++++ Data for this exercise ++++
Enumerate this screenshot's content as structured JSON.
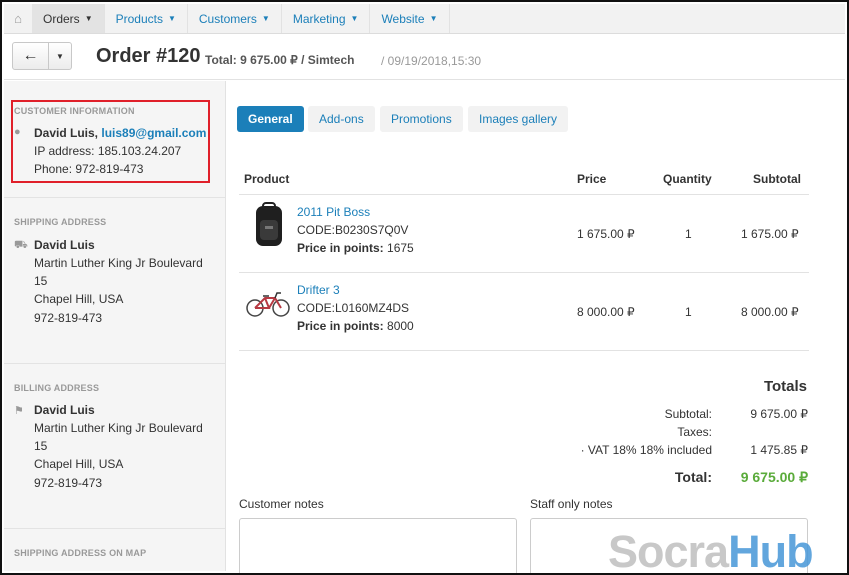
{
  "nav": {
    "items": [
      {
        "label": "Orders",
        "active": true
      },
      {
        "label": "Products"
      },
      {
        "label": "Customers"
      },
      {
        "label": "Marketing"
      },
      {
        "label": "Website"
      }
    ]
  },
  "header": {
    "title": "Order #120",
    "total": "Total: 9 675.00 ₽ / Simtech",
    "date": "/ 09/19/2018,15:30"
  },
  "customer": {
    "section_label": "CUSTOMER INFORMATION",
    "name": "David Luis,",
    "email": "luis89@gmail.com",
    "ip": "IP address: 185.103.24.207",
    "phone": "Phone: 972-819-473"
  },
  "shipping": {
    "section_label": "SHIPPING ADDRESS",
    "name": "David Luis",
    "street": "Martin Luther King Jr Boulevard",
    "number": "15",
    "city": "Chapel Hill, USA",
    "phone": "972-819-473"
  },
  "billing": {
    "section_label": "BILLING ADDRESS",
    "name": "David Luis",
    "street": "Martin Luther King Jr Boulevard",
    "number": "15",
    "city": "Chapel Hill, USA",
    "phone": "972-819-473"
  },
  "map": {
    "section_label": "SHIPPING ADDRESS ON MAP"
  },
  "tabs": [
    "General",
    "Add-ons",
    "Promotions",
    "Images gallery"
  ],
  "table": {
    "headers": [
      "Product",
      "Price",
      "Quantity",
      "Subtotal"
    ],
    "rows": [
      {
        "name": "2011 Pit Boss",
        "code": "CODE:B0230S7Q0V",
        "points_label": "Price in points:",
        "points": "1675",
        "price": "1 675.00 ₽",
        "qty": "1",
        "subtotal": "1 675.00 ₽"
      },
      {
        "name": "Drifter 3",
        "code": "CODE:L0160MZ4DS",
        "points_label": "Price in points:",
        "points": "8000",
        "price": "8 000.00 ₽",
        "qty": "1",
        "subtotal": "8 000.00 ₽"
      }
    ]
  },
  "totals": {
    "heading": "Totals",
    "subtotal_label": "Subtotal:",
    "subtotal": "9 675.00 ₽",
    "taxes_label": "Taxes:",
    "vat_label": "· VAT 18% 18% included",
    "vat": "1 475.85 ₽",
    "total_label": "Total:",
    "total": "9 675.00 ₽",
    "total_color": "#5aab3a"
  },
  "notes": {
    "customer_label": "Customer notes",
    "staff_label": "Staff only notes"
  },
  "watermark": {
    "part1": "Socra",
    "part2": "Hub"
  }
}
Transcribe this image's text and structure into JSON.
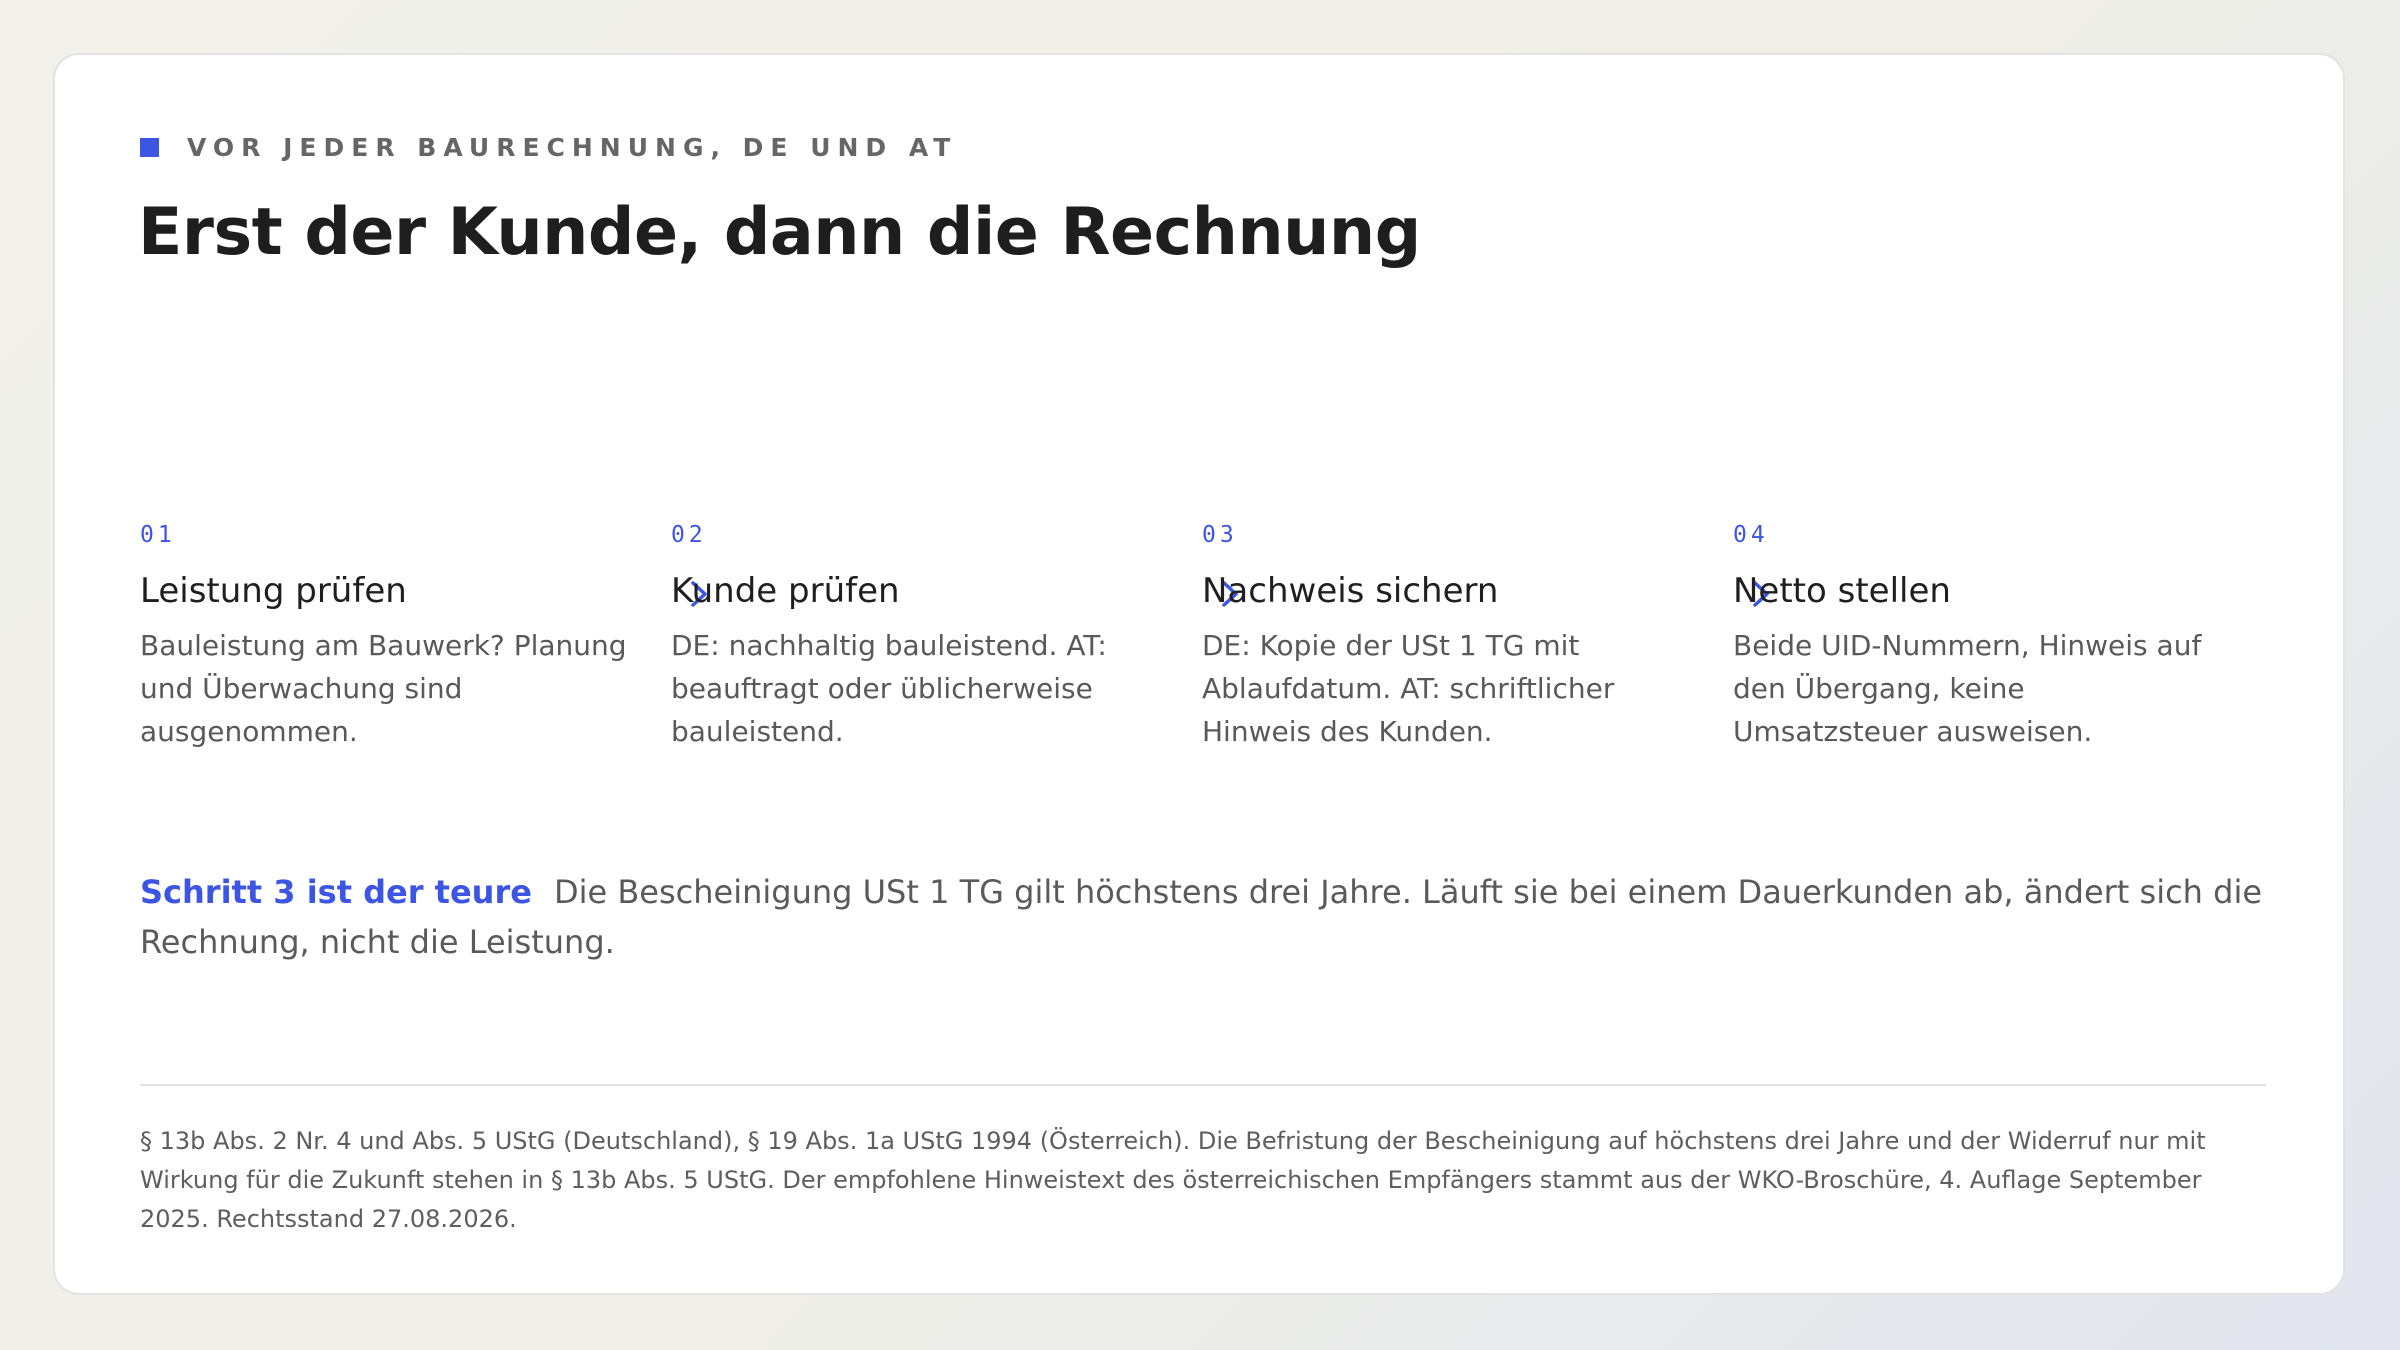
{
  "eyebrow": {
    "label": "VOR JEDER BAURECHNUNG, DE UND AT",
    "accent_color": "#3d55e3"
  },
  "headline": "Erst der Kunde, dann die Rechnung",
  "steps": [
    {
      "number": "01",
      "title": "Leistung prüfen",
      "description": "Bauleistung am Bauwerk? Planung und Überwachung sind ausgenommen."
    },
    {
      "number": "02",
      "title": "Kunde prüfen",
      "description": "DE: nachhaltig bauleistend. AT: beauftragt oder üblicherweise bauleistend."
    },
    {
      "number": "03",
      "title": "Nachweis sichern",
      "description": "DE: Kopie der USt 1 TG mit Ablaufdatum. AT: schriftlicher Hinweis des Kunden."
    },
    {
      "number": "04",
      "title": "Netto stellen",
      "description": "Beide UID-Nummern, Hinweis auf den Übergang, keine Umsatzsteuer ausweisen."
    }
  ],
  "separator_icon": "chevron-right-icon",
  "callout": {
    "lead": "Schritt 3 ist der teure",
    "text": "Die Bescheinigung USt 1 TG gilt höchstens drei Jahre. Läuft sie bei einem Dauerkunden ab, ändert sich die Rechnung, nicht die Leistung."
  },
  "footnote": "§ 13b Abs. 2 Nr. 4 und Abs. 5 UStG (Deutschland), § 19 Abs. 1a UStG 1994 (Österreich). Die Befristung der Bescheinigung auf höchstens drei Jahre und der Widerruf nur mit Wirkung für die Zukunft stehen in § 13b Abs. 5 UStG. Der empfohlene Hinweistext des österreichischen Empfängers stammt aus der WKO-Broschüre, 4. Auflage September 2025. Rechtsstand 27.08.2026.",
  "colors": {
    "accent": "#3d55e3",
    "heading": "#1e1e1e",
    "body": "#595959"
  }
}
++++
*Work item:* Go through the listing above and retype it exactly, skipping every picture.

*Output of the task:*
Enumerate this screenshot's content as structured JSON.
{
  "nav": {
    "items": [
      {
        "label": "Orders",
        "active": true
      },
      {
        "label": "Products"
      },
      {
        "label": "Customers"
      },
      {
        "label": "Marketing"
      },
      {
        "label": "Website"
      }
    ]
  },
  "header": {
    "title": "Order #120",
    "total": "Total: 9 675.00 ₽ / Simtech",
    "date": "/ 09/19/2018,15:30"
  },
  "customer": {
    "section_label": "CUSTOMER INFORMATION",
    "name": "David Luis,",
    "email": "luis89@gmail.com",
    "ip": "IP address: 185.103.24.207",
    "phone": "Phone: 972-819-473"
  },
  "shipping": {
    "section_label": "SHIPPING ADDRESS",
    "name": "David Luis",
    "street": "Martin Luther King Jr Boulevard",
    "number": "15",
    "city": "Chapel Hill, USA",
    "phone": "972-819-473"
  },
  "billing": {
    "section_label": "BILLING ADDRESS",
    "name": "David Luis",
    "street": "Martin Luther King Jr Boulevard",
    "number": "15",
    "city": "Chapel Hill, USA",
    "phone": "972-819-473"
  },
  "map": {
    "section_label": "SHIPPING ADDRESS ON MAP"
  },
  "tabs": [
    "General",
    "Add-ons",
    "Promotions",
    "Images gallery"
  ],
  "table": {
    "headers": [
      "Product",
      "Price",
      "Quantity",
      "Subtotal"
    ],
    "rows": [
      {
        "name": "2011 Pit Boss",
        "code": "CODE:B0230S7Q0V",
        "points_label": "Price in points:",
        "points": "1675",
        "price": "1 675.00 ₽",
        "qty": "1",
        "subtotal": "1 675.00 ₽"
      },
      {
        "name": "Drifter 3",
        "code": "CODE:L0160MZ4DS",
        "points_label": "Price in points:",
        "points": "8000",
        "price": "8 000.00 ₽",
        "qty": "1",
        "subtotal": "8 000.00 ₽"
      }
    ]
  },
  "totals": {
    "heading": "Totals",
    "subtotal_label": "Subtotal:",
    "subtotal": "9 675.00 ₽",
    "taxes_label": "Taxes:",
    "vat_label": "· VAT 18% 18% included",
    "vat": "1 475.85 ₽",
    "total_label": "Total:",
    "total": "9 675.00 ₽",
    "total_color": "#5aab3a"
  },
  "notes": {
    "customer_label": "Customer notes",
    "staff_label": "Staff only notes"
  },
  "watermark": {
    "part1": "Socra",
    "part2": "Hub"
  }
}
Transcribe this image's text and structure into JSON.
{
  "eyebrow": {
    "label": "VOR JEDER BAURECHNUNG, DE UND AT",
    "accent_color": "#3d55e3"
  },
  "headline": "Erst der Kunde, dann die Rechnung",
  "steps": [
    {
      "number": "01",
      "title": "Leistung prüfen",
      "description": "Bauleistung am Bauwerk? Planung und Überwachung sind ausgenommen."
    },
    {
      "number": "02",
      "title": "Kunde prüfen",
      "description": "DE: nachhaltig bauleistend. AT: beauftragt oder üblicherweise bauleistend."
    },
    {
      "number": "03",
      "title": "Nachweis sichern",
      "description": "DE: Kopie der USt 1 TG mit Ablaufdatum. AT: schriftlicher Hinweis des Kunden."
    },
    {
      "number": "04",
      "title": "Netto stellen",
      "description": "Beide UID-Nummern, Hinweis auf den Übergang, keine Umsatzsteuer ausweisen."
    }
  ],
  "separator_icon": "chevron-right-icon",
  "callout": {
    "lead": "Schritt 3 ist der teure",
    "text": "Die Bescheinigung USt 1 TG gilt höchstens drei Jahre. Läuft sie bei einem Dauerkunden ab, ändert sich die Rechnung, nicht die Leistung."
  },
  "footnote": "§ 13b Abs. 2 Nr. 4 und Abs. 5 UStG (Deutschland), § 19 Abs. 1a UStG 1994 (Österreich). Die Befristung der Bescheinigung auf höchstens drei Jahre und der Widerruf nur mit Wirkung für die Zukunft stehen in § 13b Abs. 5 UStG. Der empfohlene Hinweistext des österreichischen Empfängers stammt aus der WKO-Broschüre, 4. Auflage September 2025. Rechtsstand 27.08.2026.",
  "colors": {
    "accent": "#3d55e3",
    "heading": "#1e1e1e",
    "body": "#595959"
  }
}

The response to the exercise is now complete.